> **WHAT TO DO**
Read through the lines below and copy the ones holding the string "name".

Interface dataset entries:
■ ■ ■ ■ ■ ■ ■
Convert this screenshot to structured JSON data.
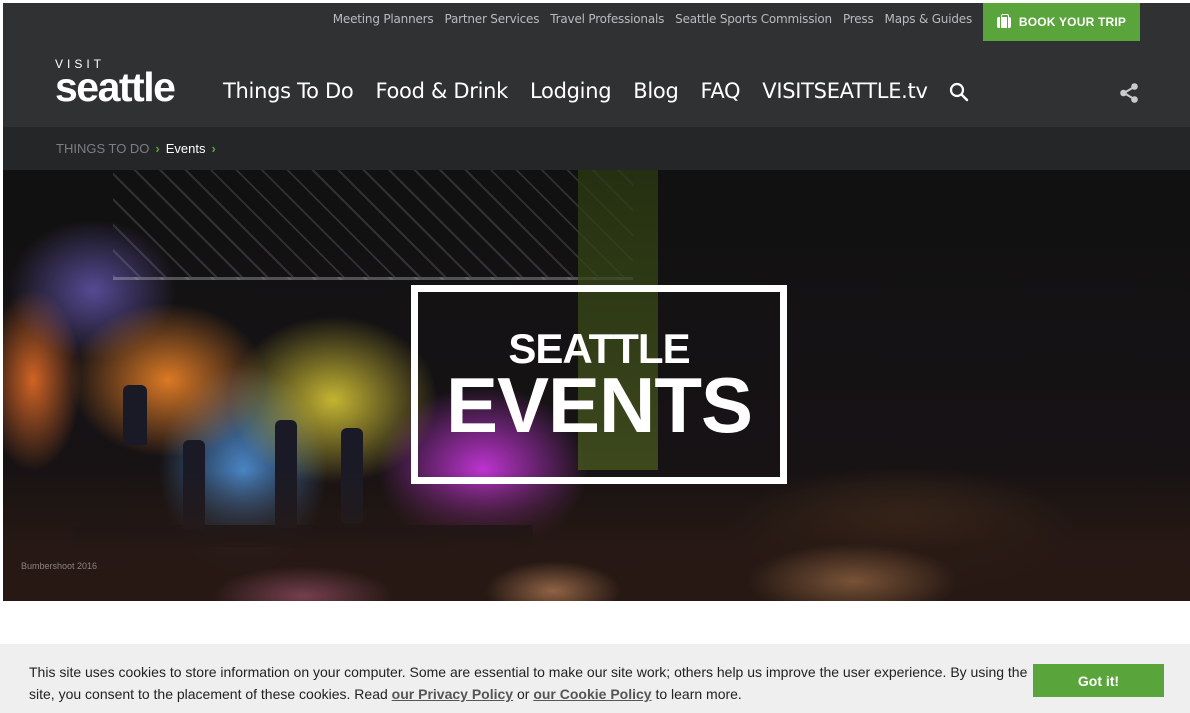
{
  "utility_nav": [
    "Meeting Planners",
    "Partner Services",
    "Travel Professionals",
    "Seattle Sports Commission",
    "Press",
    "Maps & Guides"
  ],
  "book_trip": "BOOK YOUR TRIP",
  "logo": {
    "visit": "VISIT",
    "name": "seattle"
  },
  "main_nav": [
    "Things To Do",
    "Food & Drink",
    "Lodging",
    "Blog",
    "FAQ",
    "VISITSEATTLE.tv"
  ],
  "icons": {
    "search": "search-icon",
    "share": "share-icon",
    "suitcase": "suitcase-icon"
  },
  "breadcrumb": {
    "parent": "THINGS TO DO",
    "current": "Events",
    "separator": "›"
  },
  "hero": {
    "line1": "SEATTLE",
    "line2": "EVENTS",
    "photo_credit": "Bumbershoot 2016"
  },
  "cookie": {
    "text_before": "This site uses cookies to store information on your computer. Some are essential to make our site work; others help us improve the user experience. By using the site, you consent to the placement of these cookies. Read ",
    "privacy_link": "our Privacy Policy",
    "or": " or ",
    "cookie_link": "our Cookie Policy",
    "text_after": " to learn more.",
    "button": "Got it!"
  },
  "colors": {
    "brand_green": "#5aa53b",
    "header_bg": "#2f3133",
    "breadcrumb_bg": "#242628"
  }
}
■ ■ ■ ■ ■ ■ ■
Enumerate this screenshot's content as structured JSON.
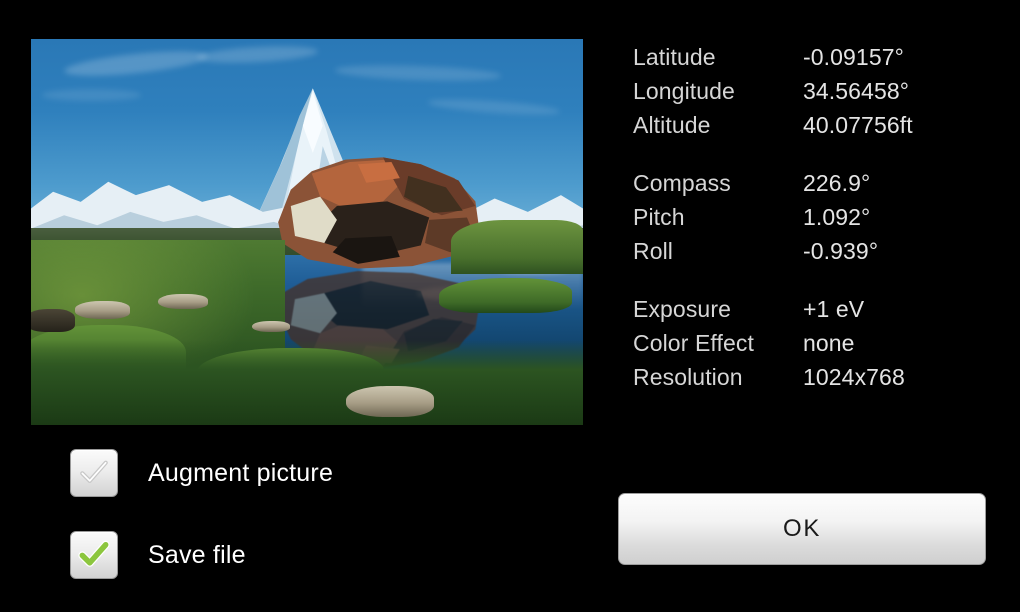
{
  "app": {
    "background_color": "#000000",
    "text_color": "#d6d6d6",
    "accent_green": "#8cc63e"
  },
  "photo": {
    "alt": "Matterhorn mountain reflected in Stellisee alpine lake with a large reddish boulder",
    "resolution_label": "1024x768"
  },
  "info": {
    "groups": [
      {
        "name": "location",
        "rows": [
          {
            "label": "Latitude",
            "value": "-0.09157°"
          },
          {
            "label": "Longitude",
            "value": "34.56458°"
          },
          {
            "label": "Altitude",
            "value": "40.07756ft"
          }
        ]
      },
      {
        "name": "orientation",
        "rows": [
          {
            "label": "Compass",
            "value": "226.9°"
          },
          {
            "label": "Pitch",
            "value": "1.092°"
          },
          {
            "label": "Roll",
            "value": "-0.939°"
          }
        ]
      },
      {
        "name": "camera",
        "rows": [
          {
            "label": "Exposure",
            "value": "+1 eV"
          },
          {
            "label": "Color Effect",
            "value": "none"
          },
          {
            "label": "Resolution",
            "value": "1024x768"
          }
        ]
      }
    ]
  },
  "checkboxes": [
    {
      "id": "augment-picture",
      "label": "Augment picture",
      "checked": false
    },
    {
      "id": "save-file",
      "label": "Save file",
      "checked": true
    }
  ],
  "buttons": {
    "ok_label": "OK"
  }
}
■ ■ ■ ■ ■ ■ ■
> **FINISHED TASK**
    "name": "seattle"
        "name": "location",
        "name": "orientation",
        "name": "camera",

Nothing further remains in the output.